The laws also present serious obstacles. For example, in Bulgaria, the Criminal Code divides assault into three levels: grave, medium and light. Pursuant to the Criminal Procedure Code, the state does not prosecute light injuries and only prosecutes medium injuries if the victim and the perpetrator are not related. The result is that if a woman is stabbed by a stranger on the street and does not die or become permanently disabled as a result of the attack, the state will prosecute the crime. If the woman walks into her home and is stabbed by her husband, sustaining the same injuries, the state will not prosecute. Although the injuries make this assault a crime, the woman victim is left to prosecute on her own.
In addition to the failure of the state to assist in prosecution, the courts often fail to assess proper penalties. Dozens of judges, in countries around the region, expressed reluctance to “harm” family relations by sentencing a batterer to serve jail time. One judge in Bulgaria said that there is little public interest served by sentencing men who beat their wives to serve time in jail because, “these men do not pose a danger to society in general.” Often, men receive only a suspended sentence or a fine.
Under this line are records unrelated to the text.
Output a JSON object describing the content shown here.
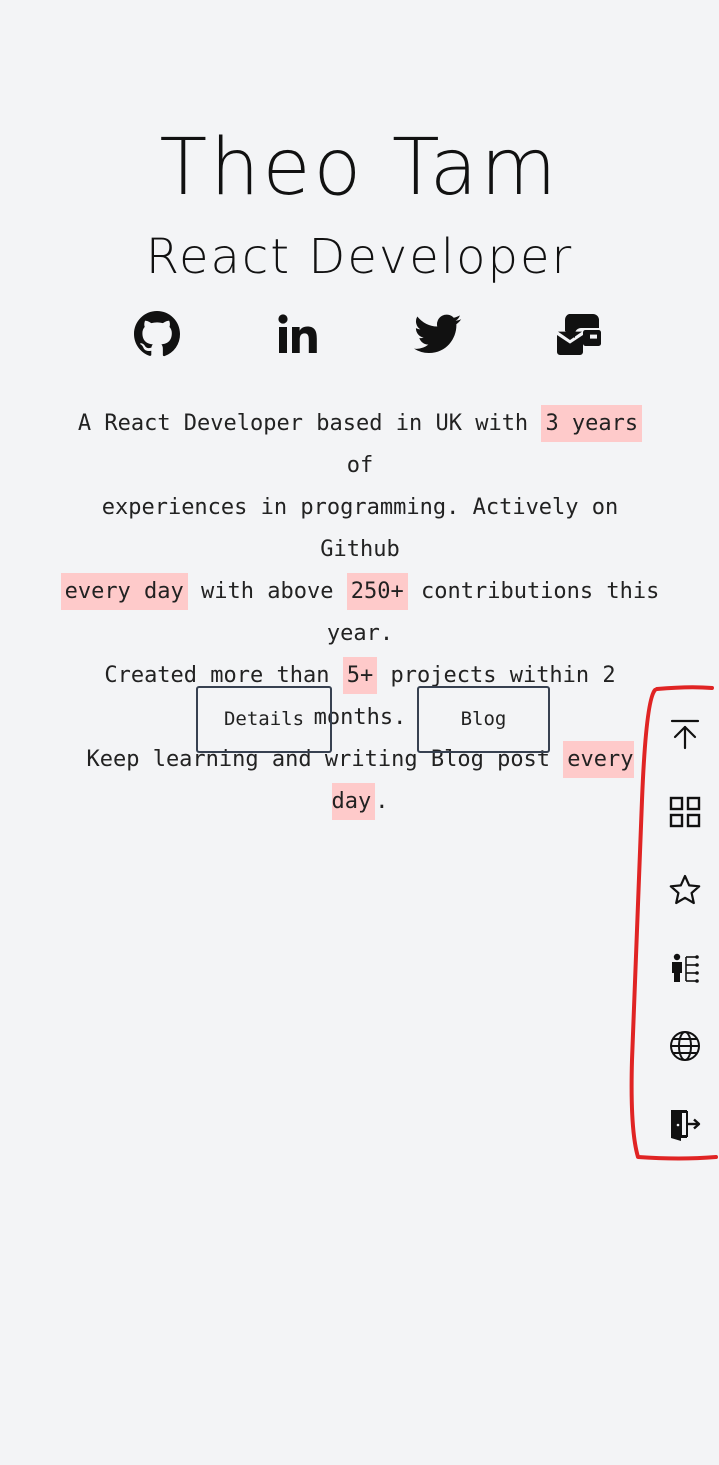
{
  "hero": {
    "name": "Theo Tam",
    "role": "React Developer"
  },
  "social": [
    {
      "icon": "github-icon"
    },
    {
      "icon": "linkedin-icon"
    },
    {
      "icon": "twitter-icon"
    },
    {
      "icon": "email-icon"
    }
  ],
  "bio": {
    "line1_a": "A React Developer based in UK with ",
    "line1_hl": "3 years",
    "line1_b": " of",
    "line2": "experiences in programming. Actively on Github",
    "line3_hl1": "every day",
    "line3_a": " with above ",
    "line3_hl2": "250+",
    "line3_b": " contributions this year.",
    "line4_a": "Created more than ",
    "line4_hl": "5+",
    "line4_b": " projects within 2 months.",
    "line5_a": "Keep learning and writing Blog post ",
    "line5_hl": "every day",
    "line5_b": "."
  },
  "buttons": {
    "details_label": "Details",
    "blog_label": "Blog"
  },
  "sidebar": {
    "items": [
      {
        "icon": "arrow-to-top-icon"
      },
      {
        "icon": "grid-icon"
      },
      {
        "icon": "star-icon"
      },
      {
        "icon": "sitemap-person-icon"
      },
      {
        "icon": "globe-icon"
      },
      {
        "icon": "logout-door-icon"
      }
    ]
  },
  "colors": {
    "background": "#f3f4f6",
    "highlight": "#fecaca",
    "button_border": "#374151",
    "annotation": "#e02424"
  }
}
In the case of a fine, women are legally responsible for ensuring that the fine is paid because of their relationships to the perpetrators. In Armenia, women expressed reluctance to pursue prosecution of domestic assault cases because they do not want to jeopardize their limited family resources.
In many countries, the legal system response is focused on reconciliation. In Albania, women experience a complete lack of support at all levels of the legal system. Prosecutors, judges, police, all view their role as convincing a woman to “pardon” her partner for beating her. The result is that in a five-month period, 150 to 300 women reported cases of domestic assault to the prosecutors’ office in Tirana and only ten cases were actually filed in court. The women in all ten of these cases dropped the charges on the first day at the encouragement of the judges.
Many government officials expressed opinions about domestic violence based on myths that are common in the United States and in countries all over the world. The most common is that alcoholism causes domestic violence. Although alcohol may exacerbate a particular beating, data shows that many perpetrators continue the abuse after they have stopped drinking. In Poland, the entire government intervention is based on the myth that alcohol causes domestic violence. The intervention programs focus on alcohol treatment for the man and not on holding the man accountable for committing a crime and violating his wife’s human rights. In fact, the domestic violence intervention program is operated out of Poland’s Agency for Solving Alcohol Related Problems.
Although the situation is grave, there are reasons to be hopeful. I was privileged to attend a police training workshop in Moldova. A high level official with the Ministry of Internal Affairs stood before a room of police officers and told them that domestic violence violated the fundamental human rights of women. He told them this meant that when a woman calls the police and they do not respond to her call, they are violating international human rights law. This statement is powerful and such directives from top officials are critical to improving the state response to domestic violence.
The United Nations has taken the lead in recognizing domestic violence as a human rights abuse. Many countries in the OSCE region are very concerned with improving their respect for human rights. As a result, many states are at the beginning stages of recognizing the problem of domestic violence. Although this recognition has not necessarily translated into improved state response, it is a necessary first step.
Minnesota Advocates for Human Rights’ reports on domestic violence are posted on our website: www.mnadvocates.org.